A Romanian woman (R) with a placard that reads: ‘WE WANT JUSTICE IN ROMANIA!’ during a protest against the way authorities handled the kidnapping of a 15-year-old killed in Caracal, in front of the Interior Ministry in Bucharest, 27 July 2018. Archive photo: EPA-EFE/Robert Ghement
Romanian police on Thursday arrested the mayor of the Stefanestii de Jos municipality, Robert Stefan, on charges of having sex with a minor.
Judicial sources quoted by the media said the events happened in early 2018, after two individuals allegedly handed the 12-year-old victim to the mayor while he was attending a party.
The child had allegedly already been beaten and raped by the two other suspects, who have also been arrested alongside the mayor, sources said. Investigators are working to establish who impregnated the victim.
The case came to the attention of police after the minor gave birth at a Bucharest clinic in 2018, but no arrests were made until now.
Several NGOs and international reports compiled by the US government, the European Commission and a group of experts of the Council of Europe have drawn attention recently to the prevalence of child trafficking and sexual exploitation of minors in Romania.
Published on 3 June this year, the Council of Europe’s evaluation said that 74 per cent of the more than 2,600 victims of human trafficking in Romania between 2016 and 2019 were female and nearly half were children. NGOs believe human trafficking is heavily underreported in Romania.
“Sexual exploitation remained the most common purpose of trafficking in the reporting period, followed by labour exploitation,” the CoE report added.
Responding to international pressure, Romanian legislators have toughened laws punishing crimes related to human trafficking and sexual abuse of minors.
On June 3, the parliament passed a law removing the statute of limitations for a number of these crimes, including rape and sex with minors.
However, NGOs and international organisations are pushing Romania to devote more resources and better policies to identify vulnerable women and children before they fall prey to abusers.

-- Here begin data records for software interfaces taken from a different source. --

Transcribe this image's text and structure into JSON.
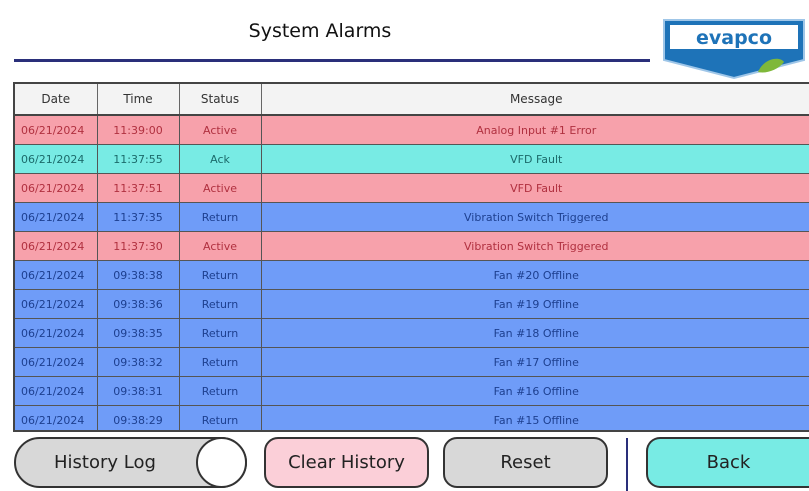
{
  "header": {
    "title": "System Alarms"
  },
  "logo": {
    "text": "evapco"
  },
  "table": {
    "columns": [
      "Date",
      "Time",
      "Status",
      "Message"
    ],
    "rows": [
      {
        "date": "06/21/2024",
        "time": "11:39:00",
        "status": "Active",
        "message": "Analog Input #1 Error",
        "state": "active"
      },
      {
        "date": "06/21/2024",
        "time": "11:37:55",
        "status": "Ack",
        "message": "VFD Fault",
        "state": "ack"
      },
      {
        "date": "06/21/2024",
        "time": "11:37:51",
        "status": "Active",
        "message": "VFD Fault",
        "state": "active"
      },
      {
        "date": "06/21/2024",
        "time": "11:37:35",
        "status": "Return",
        "message": "Vibration Switch Triggered",
        "state": "return"
      },
      {
        "date": "06/21/2024",
        "time": "11:37:30",
        "status": "Active",
        "message": "Vibration Switch Triggered",
        "state": "active"
      },
      {
        "date": "06/21/2024",
        "time": "09:38:38",
        "status": "Return",
        "message": "Fan #20 Offline",
        "state": "return"
      },
      {
        "date": "06/21/2024",
        "time": "09:38:36",
        "status": "Return",
        "message": "Fan #19 Offline",
        "state": "return"
      },
      {
        "date": "06/21/2024",
        "time": "09:38:35",
        "status": "Return",
        "message": "Fan #18 Offline",
        "state": "return"
      },
      {
        "date": "06/21/2024",
        "time": "09:38:32",
        "status": "Return",
        "message": "Fan #17 Offline",
        "state": "return"
      },
      {
        "date": "06/21/2024",
        "time": "09:38:31",
        "status": "Return",
        "message": "Fan #16 Offline",
        "state": "return"
      },
      {
        "date": "06/21/2024",
        "time": "09:38:29",
        "status": "Return",
        "message": "Fan #15 Offline",
        "state": "return"
      }
    ]
  },
  "buttons": {
    "history_log": "History Log",
    "clear_history": "Clear History",
    "reset": "Reset",
    "back": "Back"
  },
  "colors": {
    "active": "#f7a1ab",
    "ack": "#78ebe4",
    "return": "#6f9cf8",
    "title_rule": "#2a2f7a"
  }
}
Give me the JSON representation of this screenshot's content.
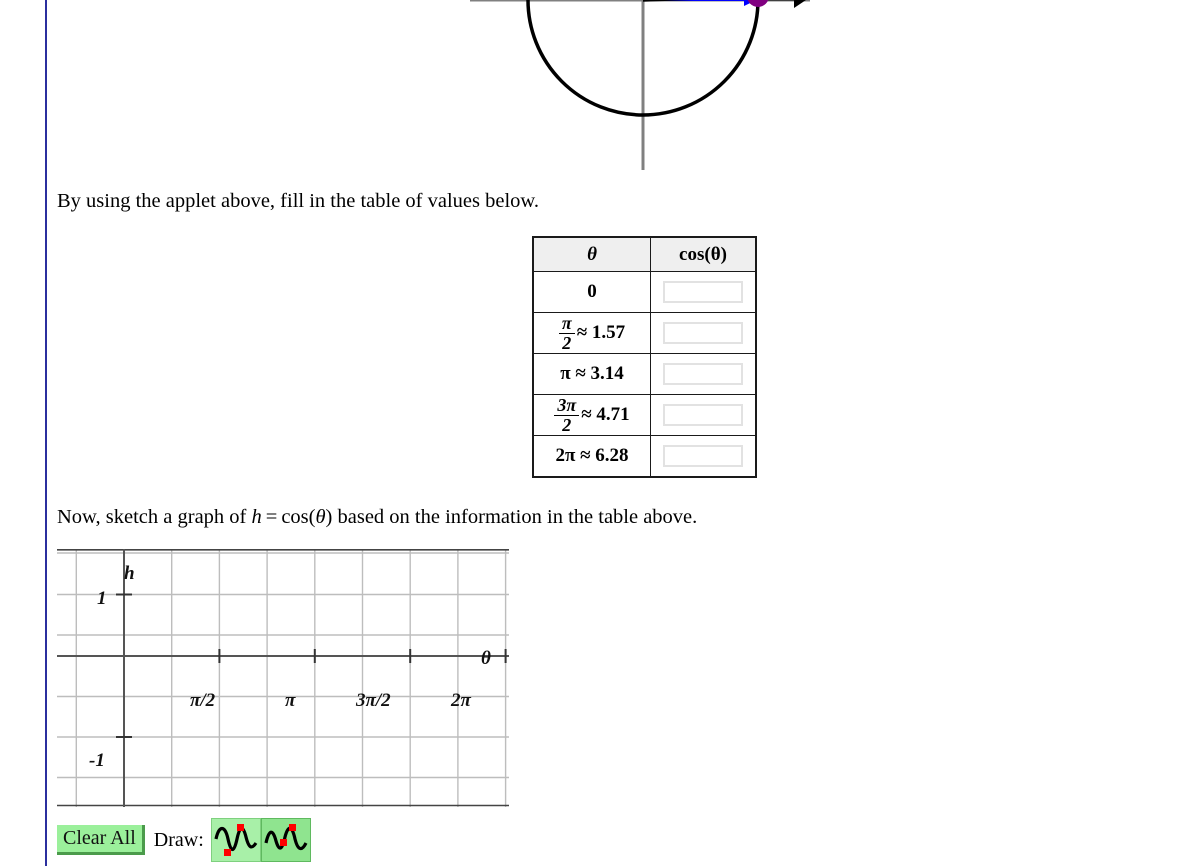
{
  "page": {
    "instruction_1": "By using the applet above, fill in the table of values below.",
    "instruction_2_pre": "Now, sketch a graph of ",
    "instruction_2_var": "h",
    "instruction_2_eq": "=",
    "instruction_2_fn": "cos(",
    "instruction_2_theta": "θ",
    "instruction_2_close": ")",
    "instruction_2_post": " based on the information in the table above."
  },
  "applet": {
    "name": "unit-circle-applet",
    "description": "unit circle with angle sweep",
    "colors": {
      "circle": "#000000",
      "axis": "#808080",
      "cosine_bar": "#0000ff",
      "red_marker": "#ff0000",
      "point": "#800080",
      "ray": "#000000"
    }
  },
  "table": {
    "headers": [
      "θ",
      "cos(θ)"
    ],
    "rows": [
      {
        "theta_display": "0",
        "theta_type": "plain",
        "numerator": "",
        "denominator": "",
        "approx": "",
        "answer_value": "",
        "answer_placeholder": ""
      },
      {
        "theta_display": "π/2 ≈ 1.57",
        "theta_type": "fraction",
        "numerator": "π",
        "denominator": "2",
        "approx": "≈ 1.57",
        "answer_value": "",
        "answer_placeholder": ""
      },
      {
        "theta_display": "π ≈ 3.14",
        "theta_type": "plain",
        "numerator": "",
        "denominator": "",
        "approx": "π ≈ 3.14",
        "answer_value": "",
        "answer_placeholder": ""
      },
      {
        "theta_display": "3π/2 ≈ 4.71",
        "theta_type": "fraction",
        "numerator": "3π",
        "denominator": "2",
        "approx": "≈ 4.71",
        "answer_value": "",
        "answer_placeholder": ""
      },
      {
        "theta_display": "2π ≈ 6.28",
        "theta_type": "plain",
        "numerator": "",
        "denominator": "",
        "approx": "2π ≈ 6.28",
        "answer_value": "",
        "answer_placeholder": ""
      }
    ]
  },
  "graph": {
    "y_axis_label": "h",
    "x_axis_label": "θ",
    "y_ticks": [
      "1",
      "-1"
    ],
    "x_ticks": [
      "π/2",
      "π",
      "3π/2",
      "2π"
    ],
    "grid_color": "#bdbdbd",
    "axis_color": "#555555"
  },
  "chart_data": {
    "type": "line",
    "title": "",
    "xlabel": "θ",
    "ylabel": "h",
    "xlim": [
      -0.55,
      7.4
    ],
    "ylim": [
      -1.85,
      1.85
    ],
    "x_tick_values": [
      1.5708,
      3.1416,
      4.7124,
      6.2832
    ],
    "x_tick_labels": [
      "π/2",
      "π",
      "3π/2",
      "2π"
    ],
    "y_tick_values": [
      1,
      -1
    ],
    "y_tick_labels": [
      "1",
      "-1"
    ],
    "grid": true,
    "legend": "none",
    "series": [
      {
        "name": "h = cos(θ)",
        "drawn": false,
        "x": [],
        "values": []
      }
    ]
  },
  "toolbar": {
    "clear_label": "Clear All",
    "draw_label": "Draw:",
    "tools": [
      {
        "name": "wave-tool-1",
        "selected": false
      },
      {
        "name": "wave-tool-2",
        "selected": true
      }
    ]
  }
}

Romania has also been reprimanded for not doing enough to protect victims and bring perpetrators to book.
In June last year, the US government’s annual report on human trafficking placed Romania in the third level out of four when it comes to efficiently fighting this crime. Ireland was the only other EU country ranked at that level.
Among other failings, the report warned that Romanian officials are often in cahoots with human traffickers.